- _Dataset extract_
□ □ □ □ □ □ □
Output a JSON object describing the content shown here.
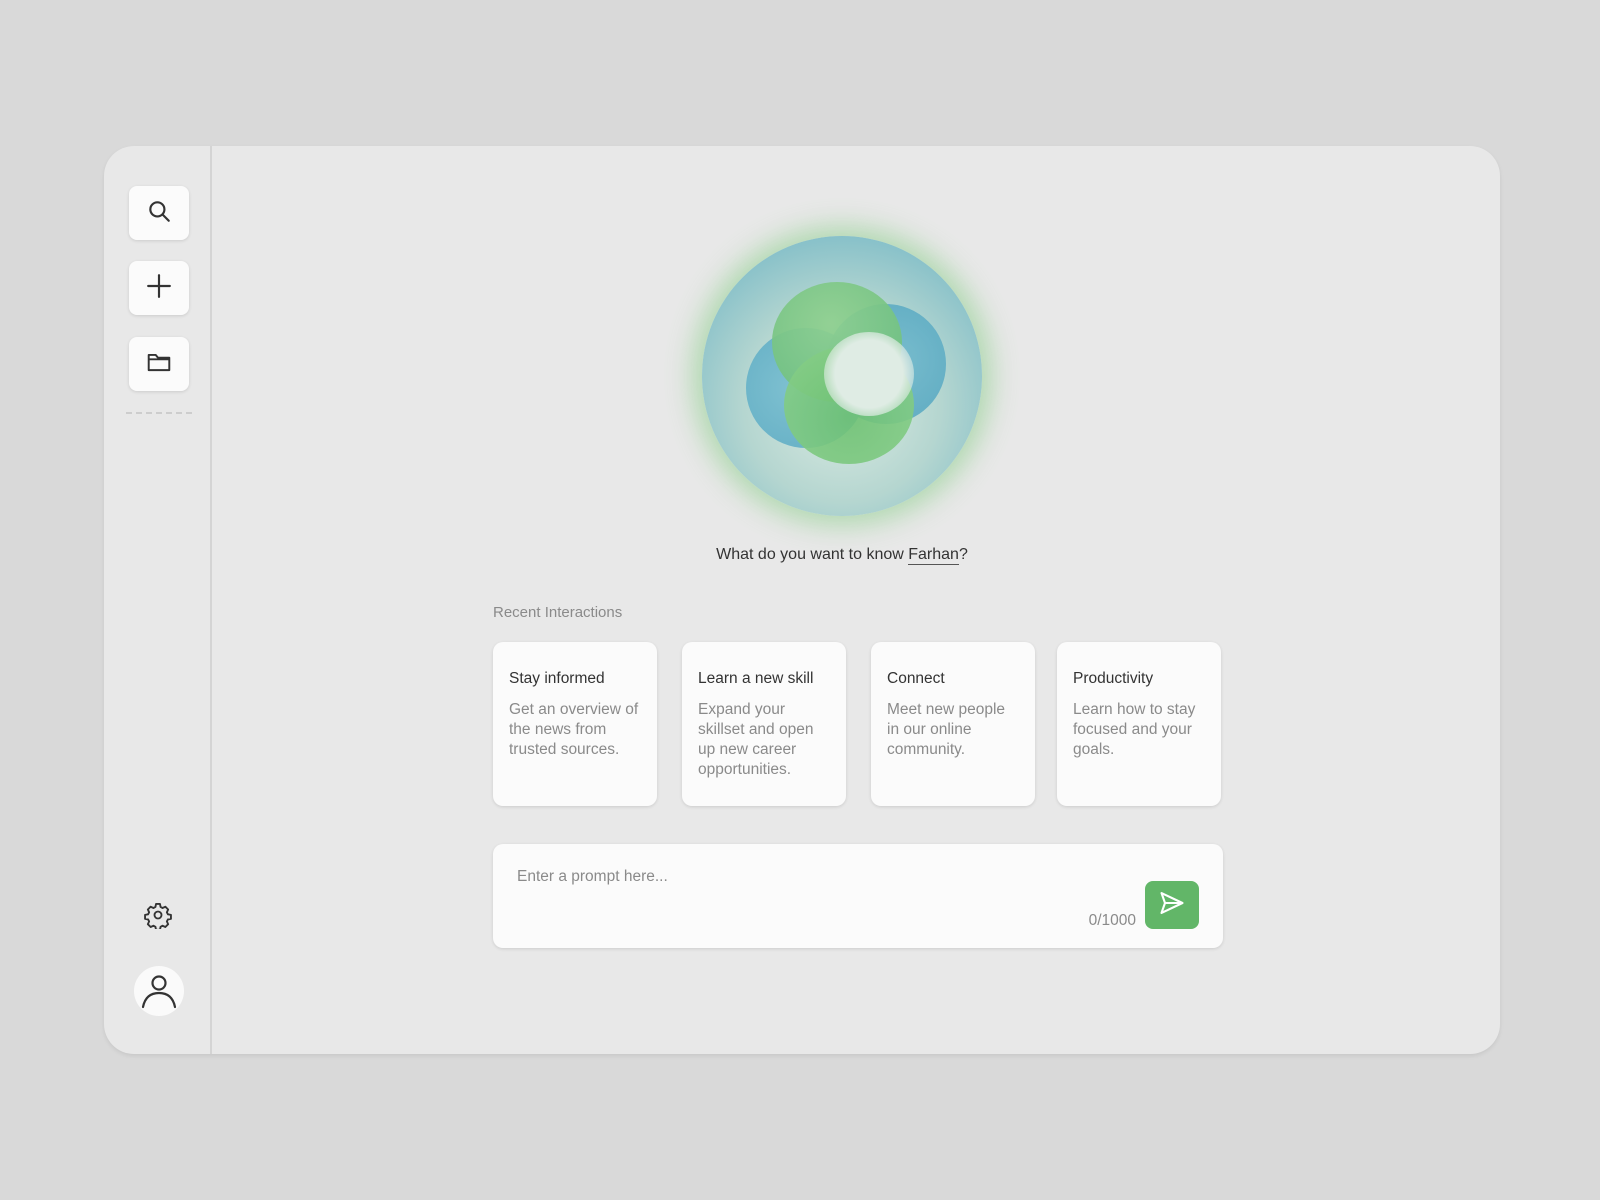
{
  "sidebar": {
    "top_buttons": [
      {
        "icon": "search-icon"
      },
      {
        "icon": "plus-icon"
      },
      {
        "icon": "folder-icon"
      }
    ],
    "bottom": {
      "settings_icon": "gear-icon",
      "avatar_icon": "user-icon"
    }
  },
  "greeting": {
    "prefix": "What do you want to know ",
    "name": "Farhan",
    "suffix": "?"
  },
  "recent": {
    "label": "Recent Interactions",
    "cards": [
      {
        "title": "Stay informed",
        "description": "Get an overview of the news from trusted sources."
      },
      {
        "title": "Learn a new skill",
        "description": "Expand your skillset and open up new career opportunities."
      },
      {
        "title": "Connect",
        "description": "Meet new people in our online community."
      },
      {
        "title": "Productivity",
        "description": "Learn how to stay focused and your goals."
      }
    ]
  },
  "prompt": {
    "placeholder": "Enter a prompt here...",
    "value": "",
    "counter": "0/1000",
    "send_icon": "send-icon"
  },
  "colors": {
    "accent": "#62b668",
    "window_bg": "#e8e8e8",
    "page_bg": "#d9d9d9",
    "card_bg": "#fbfbfb"
  }
}
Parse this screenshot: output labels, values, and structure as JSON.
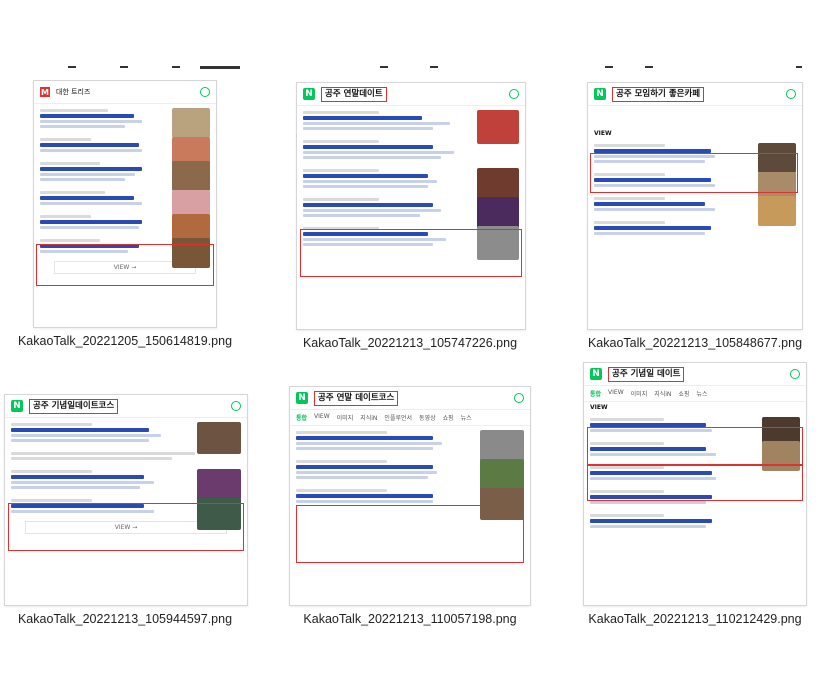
{
  "files": [
    {
      "name": "KakaoTalk_20221205_150614819.png",
      "query": "대한 트리즈",
      "header_style": "m"
    },
    {
      "name": "KakaoTalk_20221213_105747226.png",
      "query": "공주 연말데이트",
      "header_style": "n"
    },
    {
      "name": "KakaoTalk_20221213_105848677.png",
      "query": "공주 모임하기 좋은카페",
      "header_style": "n"
    },
    {
      "name": "KakaoTalk_20221213_105944597.png",
      "query": "공주 기념일데이트코스",
      "header_style": "n"
    },
    {
      "name": "KakaoTalk_20221213_110057198.png",
      "query": "공주 연말 데이트코스",
      "header_style": "n"
    },
    {
      "name": "KakaoTalk_20221213_110212429.png",
      "query": "공주 기념일 데이트",
      "header_style": "n"
    }
  ],
  "colors": {
    "naver_green": "#03c75a",
    "highlight_red": "#e03131",
    "title_blue": "#2a4bb5"
  },
  "icons": {
    "naver": "N",
    "search": "search-icon"
  }
}
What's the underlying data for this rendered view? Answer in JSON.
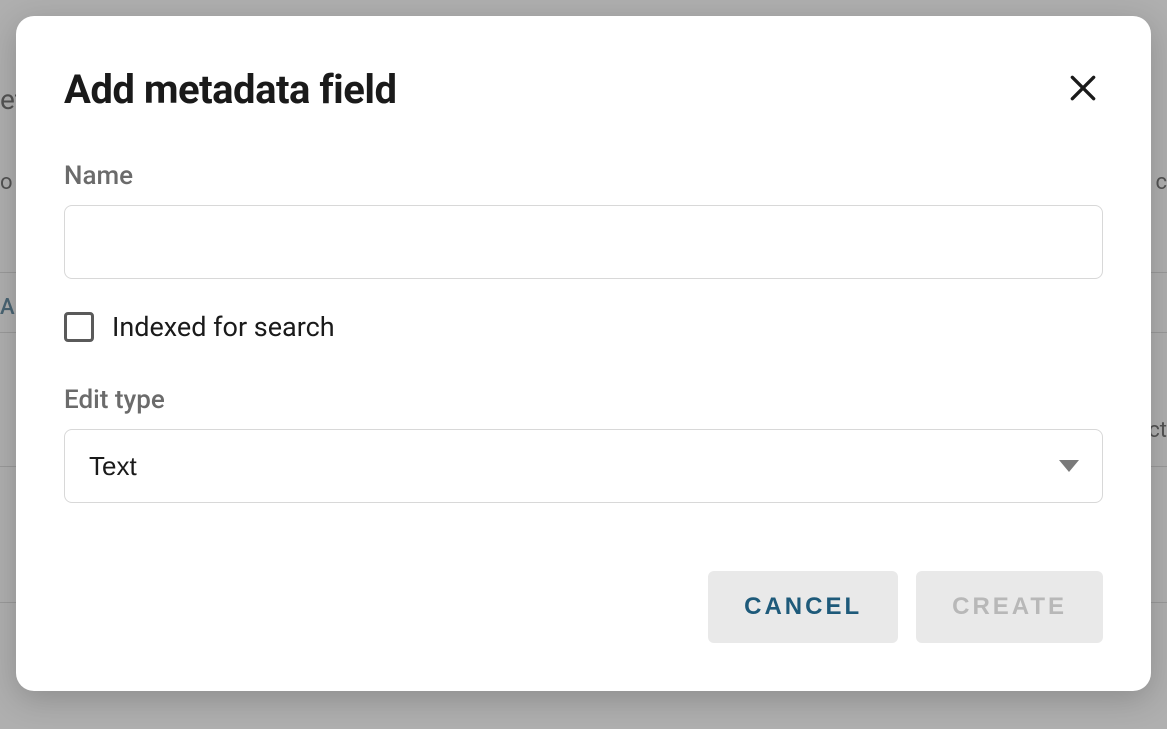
{
  "modal": {
    "title": "Add metadata field",
    "name_label": "Name",
    "name_value": "",
    "indexed_label": "Indexed for search",
    "indexed_checked": false,
    "edit_type_label": "Edit type",
    "edit_type_value": "Text",
    "cancel_label": "CANCEL",
    "create_label": "CREATE"
  },
  "background": {
    "left_fragment1": "et",
    "left_fragment2": "o",
    "tab_fragment": "A",
    "right_fragment1": "c",
    "right_fragment2": "ct"
  }
}
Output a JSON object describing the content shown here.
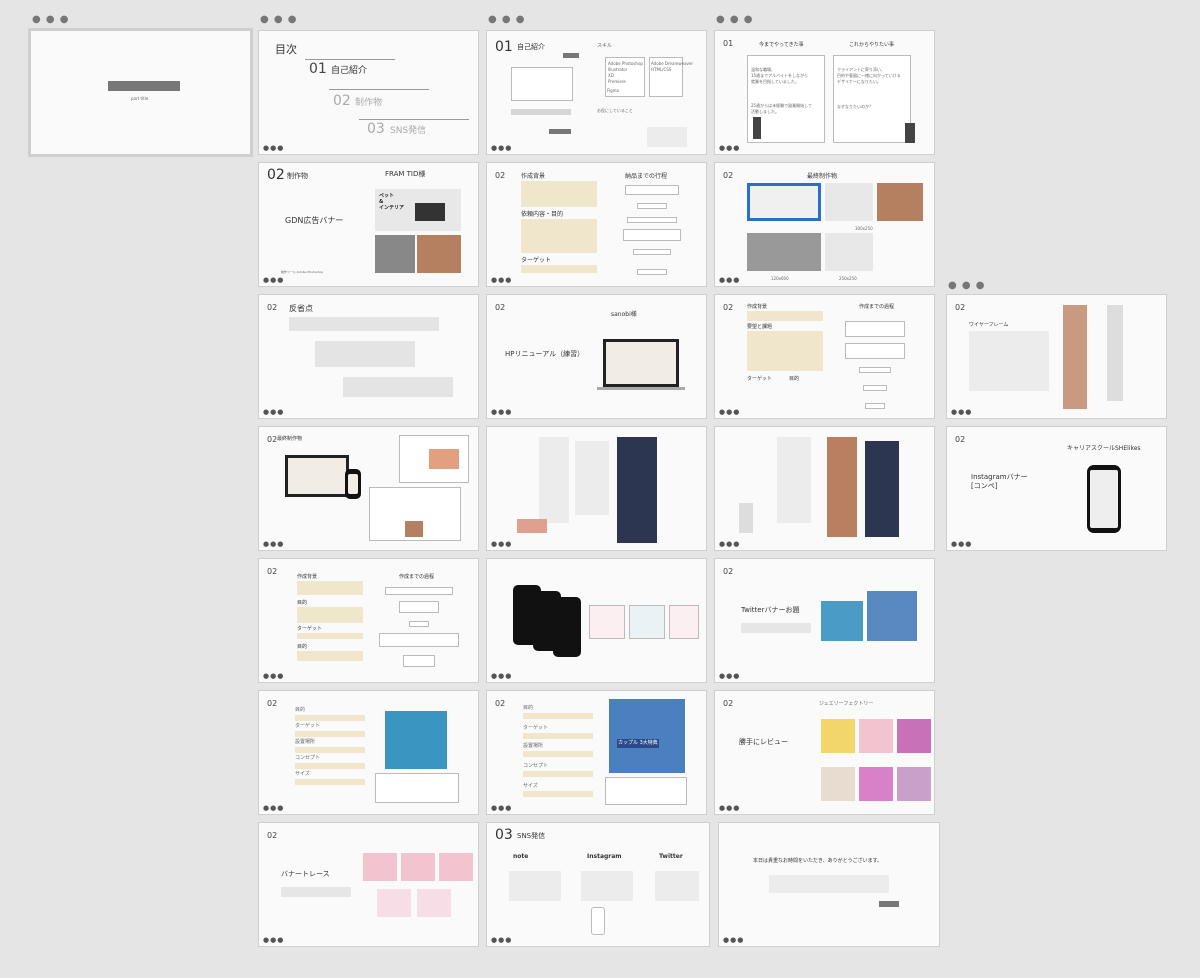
{
  "row1": {
    "s1": {
      "sub": "part title"
    },
    "s2": {
      "title": "目次",
      "items": [
        {
          "num": "01",
          "label": "自己紹介"
        },
        {
          "num": "02",
          "label": "制作物"
        },
        {
          "num": "03",
          "label": "SNS発信"
        }
      ]
    },
    "s3": {
      "num": "01",
      "title": "自己紹介",
      "skill": "スキル",
      "tools": "Adobe Photoshop\nIllustrator\nXD\nPremiere",
      "figma": "Figma",
      "tool2": "Adobe Dreamweaver\nHTML/CSS",
      "doing": "お役にしていること"
    },
    "s4": {
      "num": "01",
      "left_title": "今までやってきた事",
      "right_title": "これからやりたい事",
      "left_body": "温和な職場、\n15歳までアルバイトをしながら\n就業を目指していました。",
      "left_body2": "25歳からは未経験で副業開始して\n活動しました。",
      "right_body": "クライアントに寄り添い、\n目的や意図に一緒に向かっていける\nデザイナーになりたい。",
      "right_body2": "なぜなりたいのか？"
    }
  },
  "row2": {
    "s5": {
      "num": "02",
      "label": "制作物",
      "title": "FRAM TID様",
      "sub": "GDN広告バナー",
      "banner_text": "ペット\n&\nインテリア",
      "foot": "制作ツール:Adobe Photoshop"
    },
    "s6": {
      "num": "02",
      "t1": "作成背景",
      "t2": "納品までの行程",
      "t3": "依頼内容・目的",
      "t4": "ターゲット"
    },
    "s7": {
      "num": "02",
      "title": "最終制作物",
      "sizes": [
        "300x250",
        "120x600",
        "250x250"
      ]
    }
  },
  "row3": {
    "s8": {
      "num": "02",
      "title": "反省点"
    },
    "s9": {
      "num": "02",
      "title": "sanobi様",
      "sub": "HPリニューアル（練習）"
    },
    "s10": {
      "num": "02",
      "t1": "作成背景",
      "t2": "作成までの過程",
      "t3": "要望と課題",
      "t4": "ターゲット",
      "t5": "目的"
    },
    "s11": {
      "num": "02",
      "title": "ワイヤーフレーム"
    }
  },
  "row4": {
    "s12": {
      "num": "02",
      "title": "最終制作物"
    },
    "s13": {},
    "s14": {},
    "s15": {
      "num": "02",
      "title": "キャリアスクールSHElikes",
      "sub": "Instagramバナー\n[コンペ]"
    }
  },
  "row5": {
    "s16": {
      "num": "02",
      "t1": "作成背景",
      "t2": "作成までの過程",
      "t3": "目的",
      "t4": "ターゲット",
      "t5": "目的"
    },
    "s17": {},
    "s18": {
      "num": "02",
      "title": "Twitterバナーお題"
    }
  },
  "row6": {
    "s19": {
      "num": "02",
      "labels": [
        "目的",
        "ターゲット",
        "設置場所",
        "コンセプト",
        "サイズ"
      ]
    },
    "s20": {
      "num": "02",
      "labels": [
        "目的",
        "ターゲット",
        "設置場所",
        "コンセプト",
        "サイズ"
      ],
      "banner": "カップル 3大特典"
    },
    "s21": {
      "num": "02",
      "title": "勝手にレビュー",
      "sub": "ジュエリーフェクトリー"
    }
  },
  "row7": {
    "s22": {
      "num": "02",
      "title": "バナートレース"
    },
    "s23": {
      "num": "03",
      "title": "SNS発信",
      "cols": [
        "note",
        "Instagram",
        "Twitter"
      ]
    },
    "s24": {
      "title": "本日は貴重なお時間をいただき、ありがとうございます。"
    }
  },
  "colors": {
    "bg": "#e5e5e5",
    "slide": "#fafafa",
    "beige": "#efe6cc",
    "navy": "#2c3650"
  }
}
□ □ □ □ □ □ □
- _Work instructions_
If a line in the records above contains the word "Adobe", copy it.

- _Problem solution_
      "tools": "Adobe Photoshop\nIllustrator\nXD\nPremiere",
      "tool2": "Adobe Dreamweaver\nHTML/CSS",
      "foot": "制作ツール:Adobe Photoshop"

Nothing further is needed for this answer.